In the spring of 2020 The National Archives Education Service released a themed collection of historical documents entitled: ‘Workhouse Voices: What did Paupers say about the Poor Law’
The collection represents a small sample of the letters that have been identified and transcribed as part of ‘In Their Own Write’, an Arts Humanities Research Council funded project, 2018 to 2021, which uses letters from paupers and other poor people, and other material such as petitions, sworn statements and advocate letters written on behalf of paupers to investigate the lives of the poor between 1834 and 1900.
To celebrate the release of the collection we challenged students to write a short story of no more than 450 words inspired by these documents. We asked for realistic characters, good background detail on the workhouse system, a sense of location, interesting language, description and dialogue which reflects the time.
We received over 350 entries across our three age categories, Key Stages Two, Three and Four, and enlisted the help of author Sharon Gosling to judge our finalists. Sharon is the author of many children’s books including The Diamond Thief, The Golden Butterfly and The House of Hidden Wonders, all set in the Victorian period making her the perfect guest judge for the competition.
Find the shortlisted stories here – twenty five finalists, five from each category. Sharon has kindly given feedback on each story which can be found at the beginning of each section before the winning three stories and the two runners up.

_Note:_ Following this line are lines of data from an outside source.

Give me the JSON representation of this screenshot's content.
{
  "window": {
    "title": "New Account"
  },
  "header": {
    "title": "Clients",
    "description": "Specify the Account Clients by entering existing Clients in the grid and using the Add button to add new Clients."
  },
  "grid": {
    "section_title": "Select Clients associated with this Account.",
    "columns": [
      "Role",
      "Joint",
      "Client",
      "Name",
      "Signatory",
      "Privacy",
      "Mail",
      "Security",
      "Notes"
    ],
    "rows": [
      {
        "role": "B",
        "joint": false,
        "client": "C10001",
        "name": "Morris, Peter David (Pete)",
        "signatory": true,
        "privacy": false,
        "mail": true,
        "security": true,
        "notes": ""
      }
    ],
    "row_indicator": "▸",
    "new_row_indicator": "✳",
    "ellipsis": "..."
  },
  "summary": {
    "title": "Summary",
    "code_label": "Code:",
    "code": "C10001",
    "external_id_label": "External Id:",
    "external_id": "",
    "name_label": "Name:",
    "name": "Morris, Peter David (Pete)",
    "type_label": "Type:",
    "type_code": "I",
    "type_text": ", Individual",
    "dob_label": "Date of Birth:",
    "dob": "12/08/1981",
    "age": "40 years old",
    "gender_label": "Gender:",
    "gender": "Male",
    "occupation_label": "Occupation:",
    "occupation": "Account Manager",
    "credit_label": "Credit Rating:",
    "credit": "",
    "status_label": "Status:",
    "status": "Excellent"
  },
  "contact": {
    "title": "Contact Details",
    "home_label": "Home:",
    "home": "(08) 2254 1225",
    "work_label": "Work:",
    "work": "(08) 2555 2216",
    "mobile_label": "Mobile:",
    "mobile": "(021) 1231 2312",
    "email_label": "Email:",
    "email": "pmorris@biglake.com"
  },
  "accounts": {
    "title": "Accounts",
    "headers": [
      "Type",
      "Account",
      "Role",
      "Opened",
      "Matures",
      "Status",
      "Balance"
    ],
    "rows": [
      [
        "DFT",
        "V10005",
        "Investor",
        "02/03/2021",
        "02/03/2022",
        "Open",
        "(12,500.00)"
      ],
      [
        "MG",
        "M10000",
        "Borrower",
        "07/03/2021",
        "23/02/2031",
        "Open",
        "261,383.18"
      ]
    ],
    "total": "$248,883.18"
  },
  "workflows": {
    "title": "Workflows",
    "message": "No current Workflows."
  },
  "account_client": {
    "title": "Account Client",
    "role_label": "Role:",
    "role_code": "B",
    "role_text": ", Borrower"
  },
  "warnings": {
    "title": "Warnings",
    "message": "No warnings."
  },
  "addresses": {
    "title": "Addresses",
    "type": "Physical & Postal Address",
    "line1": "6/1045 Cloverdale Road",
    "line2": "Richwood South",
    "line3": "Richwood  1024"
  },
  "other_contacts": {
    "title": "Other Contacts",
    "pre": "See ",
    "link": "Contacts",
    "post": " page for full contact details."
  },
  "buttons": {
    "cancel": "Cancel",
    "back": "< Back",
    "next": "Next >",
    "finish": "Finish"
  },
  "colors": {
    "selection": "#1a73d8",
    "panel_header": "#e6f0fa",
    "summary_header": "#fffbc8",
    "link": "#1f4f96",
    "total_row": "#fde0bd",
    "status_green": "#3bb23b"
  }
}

Each of the winners will receive a £25 book token, a copy of Sharon’s latest book and a goody bag from The National Archives shop.Read the winning stories